The honesty catches you off guard, and with that comes a thrilling unpredictability that explains his status as the art house man of the moment. The German auteur Christian Petzold cast Rogowski in 2018’s Transit; the next year, the actor took on a small but pivotal role in Terrence Malick’s World War II drama A Hidden Life. He’s now a global star primed to soar, completing ADR in three different languages on a given movie, acting around the world, and learning new ways of working along the way. He is in production on Andrea Arnold’s new movie, Bird, as we chat, shooting in the English town of Gravesend (Rogowski calls it “Brexitland”)—near where the director grew up—and giddy at the fact that he knows nothing more about his character or storyline than what’s on the pages Arnold gives him to act out for the day.
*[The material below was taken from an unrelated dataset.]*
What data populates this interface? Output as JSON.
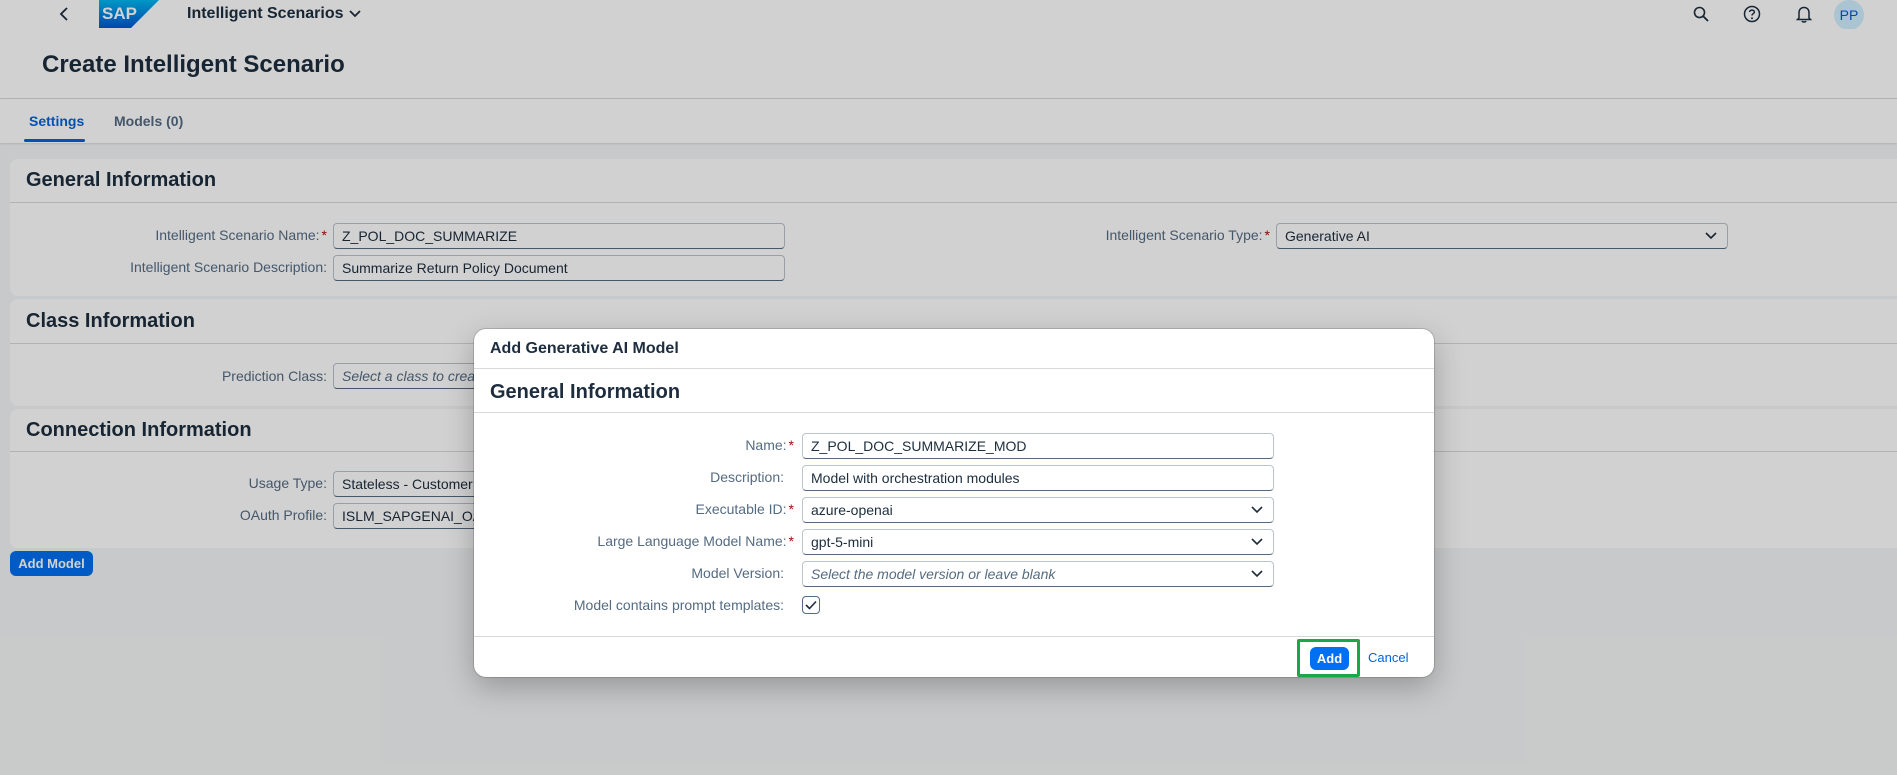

“We are dealing with all kinds of birdy issues here,” he says of the mystery project. Is he into that bird stuff? “Yes. I think I am an owl.” Okay, how so? After a pause, Rogowski hoots a few times in response. It is weirdly charming, and definitely confounding.
The superb film Passages (in US theaters August 4), which serves as the occasion for this interview, contains Rogowski’s most explosive and delicate performance yet. Not coincidentally, his character is highly chaotic. We meet Rogowski’s Tomas as a German filmmaker living in Paris, wrapping work on his latest movie. As he transitions back to regular life, he briefly loses interest in his long-term partner, the British Martin (Ben Whishaw), and finds himself intensely attracted to a French woman, Agathe (Adèle Exarchopoulos), who worked on the project. He begins an affair, swiftly moves in with her, and then starts pining for his old life—setting a fraught and heated love triangle in motion.
“He’s a fun character,” director Ira Sachs says, before qualifying with a laugh: “I mean, he’s a bad guy.” When it came to casting, Sachs thought about Jimmy Cagney. “Orson Welles once said [Cagney] was the greatest cinema actor ever—which I think is not far from true. [He] played people whose actions seemed despicable, and yet you loved him.” That model tracks here: Rogowski’s warm expressiveness barrels through even the most selfish of acts. He plays Tomas with delirious commitment. “He’s not really capable of putting a gloss over things or making something tidy when it’s not,” Whishaw tells me. “[Franz] is very frank. He’s very direct. At least, that’s how he seems to me.”
Rogowski fell in love with acting and got his first acting lesson in the same moment. “I was looking in the face of my mother, and I was trying to figure out what she would want,” he says. “Then I made the right gestures and I gave her a smile. She smiled back in return.” He lights up at the memory. All these years later, the basic takeaway from that interaction still applies. He wants to act so we react; he wants to feel right along with his audience. And he wants to grow from that process each time.
To inhabit a person as tricky and volatile as Tomas, Rogowski looked inward. In some ways, he came out of Passages with a richer sense of self, as well as a better sense of his personal style. He took home some of Tomas’s most provocative garments, including a striking snakeskin leather jacket, and has since integrated them into his wardrobe. He wears these pieces when out with friends, or at parties, or “maybe also at a campsite—you never know.” He likes the feeling the clothes give him, creating “a little push” to stand out from the crowd.
Of course, Tomas’s efforts at self-exploration come with a brazen disregard for the man with whom he’s chosen to spend his life. Rogowski says we all know guys like Tomas, that there might be a little of him in all of us. “How would you describe his behavior?” Rogowski asks me, intrigued. Terrifying, human, and, perhaps, primal, I reply. “Mm-hmm. Primal,” he says, delighted. “We all need some primal energy in our life. I’ve been working hard on the primal energy.”